======== Input material ========
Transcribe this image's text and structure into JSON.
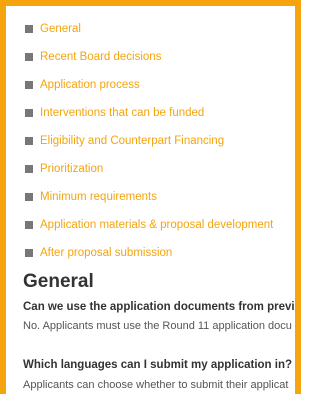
{
  "toc": {
    "items": [
      {
        "label": "General"
      },
      {
        "label": "Recent Board decisions"
      },
      {
        "label": "Application process"
      },
      {
        "label": "Interventions that can be funded"
      },
      {
        "label": "Eligibility and Counterpart Financing"
      },
      {
        "label": "Prioritization"
      },
      {
        "label": "Minimum requirements"
      },
      {
        "label": "Application materials & proposal development"
      },
      {
        "label": "After proposal submission"
      }
    ]
  },
  "section": {
    "heading": "General",
    "faq": [
      {
        "question": "Can we use the application documents from previo",
        "answer": "No. Applicants must use the Round 11 application docu"
      },
      {
        "question": "Which languages can I submit my application in?",
        "answer": "Applicants can choose whether to submit their applicat"
      }
    ]
  },
  "colors": {
    "accent": "#f5a40e",
    "bullet": "#777777",
    "heading": "#333333",
    "body_text": "#555555"
  }
}
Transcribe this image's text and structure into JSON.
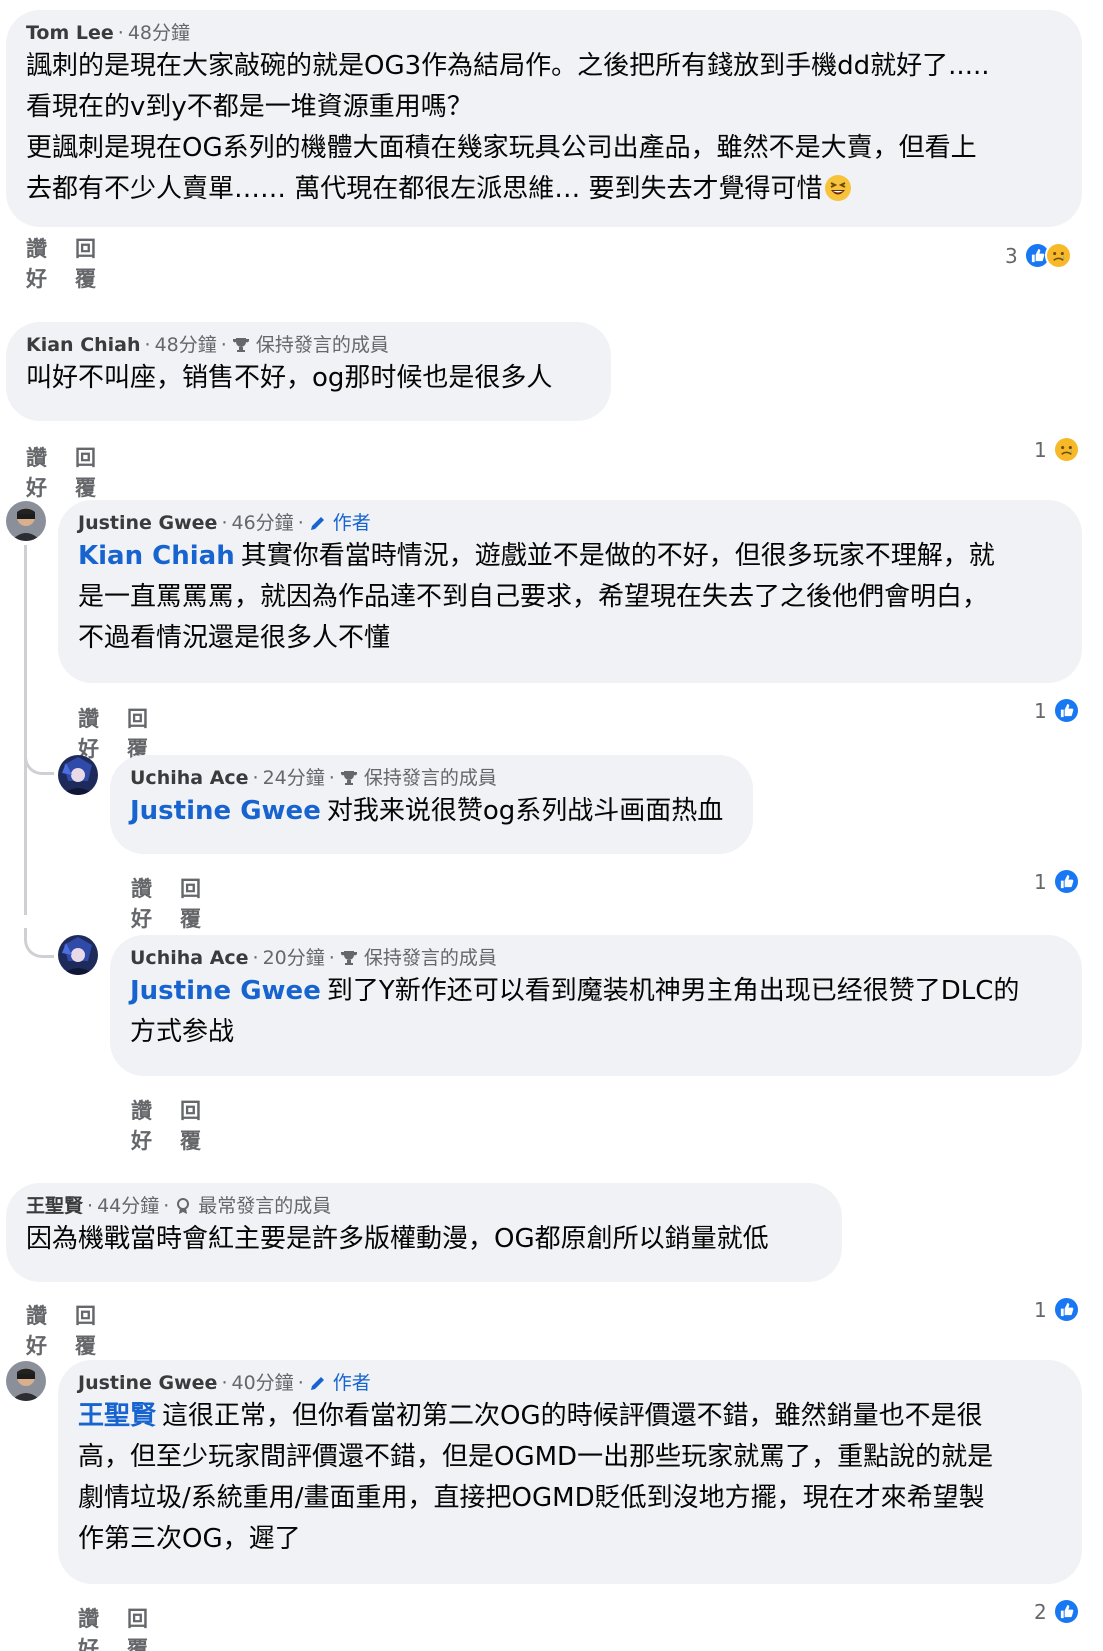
{
  "comments": [
    {
      "author": "Tom Lee",
      "time": "48分鐘",
      "badge": "",
      "mention": "",
      "lines": [
        "諷刺的是現在大家敲碗的就是OG3作為結局作。之後把所有錢放到手機dd就好了.....",
        "看現在的v到y不都是一堆資源重用嗎？",
        "更諷刺是現在OG系列的機體大面積在幾家玩具公司出產品，雖然不是大賣，但看上",
        "去都有不少人賣單…… 萬代現在都很左派思維… 要到失去才覺得可惜"
      ],
      "like_label": "讚好",
      "reply_label": "回覆",
      "reaction_count": "3",
      "reactions": [
        "like-icon",
        "sad-icon"
      ],
      "trailing_emoji": "grinning-squinting-face-icon"
    },
    {
      "author": "Kian  Chiah",
      "time": "48分鐘",
      "badge": "保持發言的成員",
      "mention": "",
      "lines": [
        "叫好不叫座，销售不好，og那时候也是很多人"
      ],
      "like_label": "讚好",
      "reply_label": "回覆",
      "reaction_count": "1",
      "reactions": [
        "sad-icon"
      ]
    },
    {
      "author": "Justine Gwee",
      "time": "46分鐘",
      "badge": "作者",
      "mention": "Kian  Chiah",
      "lines": [
        "其實你看當時情況，遊戲並不是做的不好，但很多玩家不理解，就",
        "是一直罵罵罵，就因為作品達不到自己要求，希望現在失去了之後他們會明白，",
        "不過看情況還是很多人不懂"
      ],
      "like_label": "讚好",
      "reply_label": "回覆",
      "reaction_count": "1",
      "reactions": [
        "like-icon"
      ]
    },
    {
      "author": "Uchiha Ace",
      "time": "24分鐘",
      "badge": "保持發言的成員",
      "mention": "Justine Gwee",
      "lines": [
        "对我来说很赞og系列战斗画面热血"
      ],
      "like_label": "讚好",
      "reply_label": "回覆",
      "reaction_count": "1",
      "reactions": [
        "like-icon"
      ]
    },
    {
      "author": "Uchiha Ace",
      "time": "20分鐘",
      "badge": "保持發言的成員",
      "mention": "Justine Gwee",
      "lines": [
        "到了Y新作还可以看到魔装机神男主角出现已经很赞了DLC的",
        "方式参战"
      ],
      "like_label": "讚好",
      "reply_label": "回覆",
      "reaction_count": "",
      "reactions": []
    },
    {
      "author": "王聖賢",
      "time": "44分鐘",
      "badge": "最常發言的成員",
      "mention": "",
      "lines": [
        "因為機戰當時會紅主要是許多版權動漫，OG都原創所以銷量就低"
      ],
      "like_label": "讚好",
      "reply_label": "回覆",
      "reaction_count": "1",
      "reactions": [
        "like-icon"
      ]
    },
    {
      "author": "Justine Gwee",
      "time": "40分鐘",
      "badge": "作者",
      "mention": "王聖賢",
      "lines": [
        "這很正常，但你看當初第二次OG的時候評價還不錯，雖然銷量也不是很",
        "高，但至少玩家間評價還不錯，但是OGMD一出那些玩家就罵了，重點說的就是",
        "劇情垃圾/系統重用/畫面重用，直接把OGMD貶低到沒地方擺，現在才來希望製",
        "作第三次OG，遲了"
      ],
      "like_label": "讚好",
      "reply_label": "回覆",
      "reaction_count": "2",
      "reactions": [
        "like-icon"
      ]
    }
  ],
  "colors": {
    "bubble_bg": "#f0f2f5",
    "mention_blue": "#1763cf",
    "like_blue": "#1877f2",
    "sad_yellow": "#f7b928",
    "meta_gray": "#65676b"
  }
}
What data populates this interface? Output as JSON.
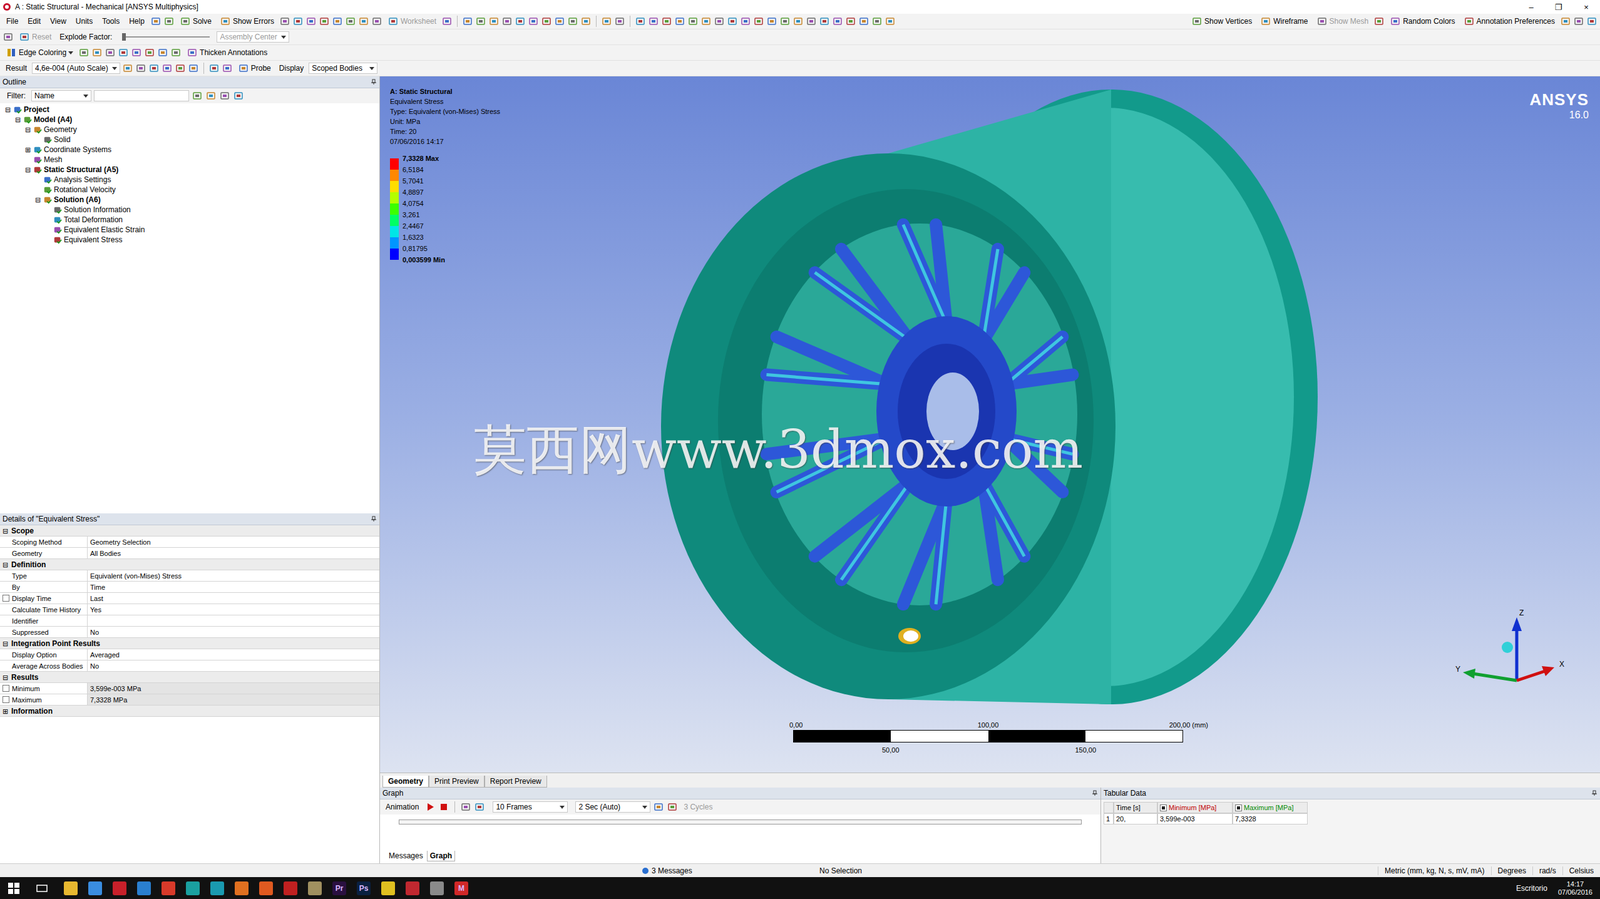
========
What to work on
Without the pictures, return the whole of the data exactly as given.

Solution to this exercise
Transcribe this image's text and structure into JSON.
{
  "toc": {
    "items": [
      {
        "label": "General"
      },
      {
        "label": "Recent Board decisions"
      },
      {
        "label": "Application process"
      },
      {
        "label": "Interventions that can be funded"
      },
      {
        "label": "Eligibility and Counterpart Financing"
      },
      {
        "label": "Prioritization"
      },
      {
        "label": "Minimum requirements"
      },
      {
        "label": "Application materials & proposal development"
      },
      {
        "label": "After proposal submission"
      }
    ]
  },
  "section": {
    "heading": "General",
    "faq": [
      {
        "question": "Can we use the application documents from previo",
        "answer": "No. Applicants must use the Round 11 application docu"
      },
      {
        "question": "Which languages can I submit my application in?",
        "answer": "Applicants can choose whether to submit their applicat"
      }
    ]
  },
  "colors": {
    "accent": "#f5a40e",
    "bullet": "#777777",
    "heading": "#333333",
    "body_text": "#555555"
  }
}
Transcribe this image's text and structure into JSON.
{
  "comments": [
    {
      "author": "Tom Lee",
      "time": "48分鐘",
      "badge": "",
      "mention": "",
      "lines": [
        "諷刺的是現在大家敲碗的就是OG3作為結局作。之後把所有錢放到手機dd就好了.....",
        "看現在的v到y不都是一堆資源重用嗎？",
        "更諷刺是現在OG系列的機體大面積在幾家玩具公司出產品，雖然不是大賣，但看上",
        "去都有不少人賣單…… 萬代現在都很左派思維… 要到失去才覺得可惜"
      ],
      "like_label": "讚好",
      "reply_label": "回覆",
      "reaction_count": "3",
      "reactions": [
        "like-icon",
        "sad-icon"
      ],
      "trailing_emoji": "grinning-squinting-face-icon"
    },
    {
      "author": "Kian  Chiah",
      "time": "48分鐘",
      "badge": "保持發言的成員",
      "mention": "",
      "lines": [
        "叫好不叫座，销售不好，og那时候也是很多人"
      ],
      "like_label": "讚好",
      "reply_label": "回覆",
      "reaction_count": "1",
      "reactions": [
        "sad-icon"
      ]
    },
    {
      "author": "Justine Gwee",
      "time": "46分鐘",
      "badge": "作者",
      "mention": "Kian  Chiah",
      "lines": [
        "其實你看當時情況，遊戲並不是做的不好，但很多玩家不理解，就",
        "是一直罵罵罵，就因為作品達不到自己要求，希望現在失去了之後他們會明白，",
        "不過看情況還是很多人不懂"
      ],
      "like_label": "讚好",
      "reply_label": "回覆",
      "reaction_count": "1",
      "reactions": [
        "like-icon"
      ]
    },
    {
      "author": "Uchiha Ace",
      "time": "24分鐘",
      "badge": "保持發言的成員",
      "mention": "Justine Gwee",
      "lines": [
        "对我来说很赞og系列战斗画面热血"
      ],
      "like_label": "讚好",
      "reply_label": "回覆",
      "reaction_count": "1",
      "reactions": [
        "like-icon"
      ]
    },
    {
      "author": "Uchiha Ace",
      "time": "20分鐘",
      "badge": "保持發言的成員",
      "mention": "Justine Gwee",
      "lines": [
        "到了Y新作还可以看到魔装机神男主角出现已经很赞了DLC的",
        "方式参战"
      ],
      "like_label": "讚好",
      "reply_label": "回覆",
      "reaction_count": "",
      "reactions": []
    },
    {
      "author": "王聖賢",
      "time": "44分鐘",
      "badge": "最常發言的成員",
      "mention": "",
      "lines": [
        "因為機戰當時會紅主要是許多版權動漫，OG都原創所以銷量就低"
      ],
      "like_label": "讚好",
      "reply_label": "回覆",
      "reaction_count": "1",
      "reactions": [
        "like-icon"
      ]
    },
    {
      "author": "Justine Gwee",
      "time": "40分鐘",
      "badge": "作者",
      "mention": "王聖賢",
      "lines": [
        "這很正常，但你看當初第二次OG的時候評價還不錯，雖然銷量也不是很",
        "高，但至少玩家間評價還不錯，但是OGMD一出那些玩家就罵了，重點說的就是",
        "劇情垃圾/系統重用/畫面重用，直接把OGMD貶低到沒地方擺，現在才來希望製",
        "作第三次OG，遲了"
      ],
      "like_label": "讚好",
      "reply_label": "回覆",
      "reaction_count": "2",
      "reactions": [
        "like-icon"
      ]
    }
  ],
  "colors": {
    "bubble_bg": "#f0f2f5",
    "mention_blue": "#1763cf",
    "like_blue": "#1877f2",
    "sad_yellow": "#f7b928",
    "meta_gray": "#65676b"
  }
}
What data populates this interface? Output as JSON.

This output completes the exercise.